Last Updated: Friday - 09/24/2010
Week of November 10, 2008
Social Justice ethics and principles spill into all aspects of life
By VIRGINIA BATTISTE
Special to the WCR
Calgary’s Diocesan Social Justice Conference this year was different from the usual information-driven conference.
Rather than having the “big gun” presenters flown in, conference organizers decided to rely on local expertise and use a more interactive format.
Themed Faith in Action, the Nov. 1 conference at St. Gerard’s Church drew close to 70 participants from across the diocese.
Antal Prokecz, diocesan director of social justice, asked the group to reflect on the breadth of activity already going on that falls within the range of social justice ministry.
Heart of the Gospel
Prokecz said Church social teaching puts social justice and social action at the heart of the Gospel.
Quoting from John Paul II, he pointed out a person’s participation in the Eucharist can be judged by how they live out their encounter with God, especially in their social lives.
Justice is being in right relationship, having relationships that are life-giving and that recognize we are all made in the image of God, he said.
We are called to be Christ-like in encounters with one another.
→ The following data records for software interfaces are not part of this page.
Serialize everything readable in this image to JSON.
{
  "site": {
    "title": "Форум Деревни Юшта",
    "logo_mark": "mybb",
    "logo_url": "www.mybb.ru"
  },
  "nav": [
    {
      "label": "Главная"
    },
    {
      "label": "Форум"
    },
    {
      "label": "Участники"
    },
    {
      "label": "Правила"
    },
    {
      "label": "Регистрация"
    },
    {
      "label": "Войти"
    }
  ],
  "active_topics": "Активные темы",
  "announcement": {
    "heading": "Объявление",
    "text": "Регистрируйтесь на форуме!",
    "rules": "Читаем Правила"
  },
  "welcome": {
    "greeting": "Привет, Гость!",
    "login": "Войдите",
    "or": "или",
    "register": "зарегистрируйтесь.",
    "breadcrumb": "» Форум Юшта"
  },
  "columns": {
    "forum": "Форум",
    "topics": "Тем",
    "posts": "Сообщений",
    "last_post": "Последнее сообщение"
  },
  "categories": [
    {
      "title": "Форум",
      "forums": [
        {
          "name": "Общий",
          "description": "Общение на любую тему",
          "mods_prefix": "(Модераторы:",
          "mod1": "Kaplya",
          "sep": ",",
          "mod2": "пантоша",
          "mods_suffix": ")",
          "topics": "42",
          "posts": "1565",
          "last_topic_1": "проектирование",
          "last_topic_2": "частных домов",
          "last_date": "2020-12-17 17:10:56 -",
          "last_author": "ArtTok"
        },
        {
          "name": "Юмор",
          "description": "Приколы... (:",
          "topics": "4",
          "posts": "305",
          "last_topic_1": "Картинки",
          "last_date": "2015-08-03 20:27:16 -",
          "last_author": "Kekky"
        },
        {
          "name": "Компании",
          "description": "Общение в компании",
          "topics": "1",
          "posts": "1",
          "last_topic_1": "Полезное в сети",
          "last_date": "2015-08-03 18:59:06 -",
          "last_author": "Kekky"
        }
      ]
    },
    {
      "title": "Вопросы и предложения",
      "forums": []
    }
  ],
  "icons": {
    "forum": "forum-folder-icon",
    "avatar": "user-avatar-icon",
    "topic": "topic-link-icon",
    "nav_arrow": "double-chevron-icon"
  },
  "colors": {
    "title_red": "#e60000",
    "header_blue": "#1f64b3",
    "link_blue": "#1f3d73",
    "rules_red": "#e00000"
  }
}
Social justice, it follows, is being in right relationship in society by relating in ways that bring others fully alive.
The Gospel message brings us into contact with God, and Jesus, and we then bring that into our social relationships, he said.
Prokecz suggested that if believers see themselves as being like God, they will act differently. They will see others as also made in the image and likeness of God, and worthy of respect. Because we become who we ought to be in a community, community relationships need to be healthy and life giving, focused on the common good.
According to Prokecz, human rights and responsibility go together.
“My rights are the other person’s responsibility, and their rights are my responsibility. If I only pursue my rights, I become self-centred. We are responsible for what is happening to us, as a community. I have to look after you.”
Participants were invited to list a range of activities that show the principles of social justice at work in their personal lives, their work environment, and their community and/or parish lives.
Once participants recognized the breadth of social justice possibilities, Prokecz suggested two possible options to bring action to a parish level.
One can pursue the establishment of a social justice committee or one can foster the collaboration of existing parish groups already involved with some aspect of social justice.
Social justice ministry
His recommendation was that instead of creating new structures, a social justice ministry creates synergy for action.
The focus must be on the people of God in the diocese, including those who are non-Catholic, and on meeting the needs of the poor and suffering, he said.
Promoting the interests of one more organization is often counterproductive, leading to competition for resources.
Being focused on building the people of God, through whatever means are at hand, can alleviate that competition.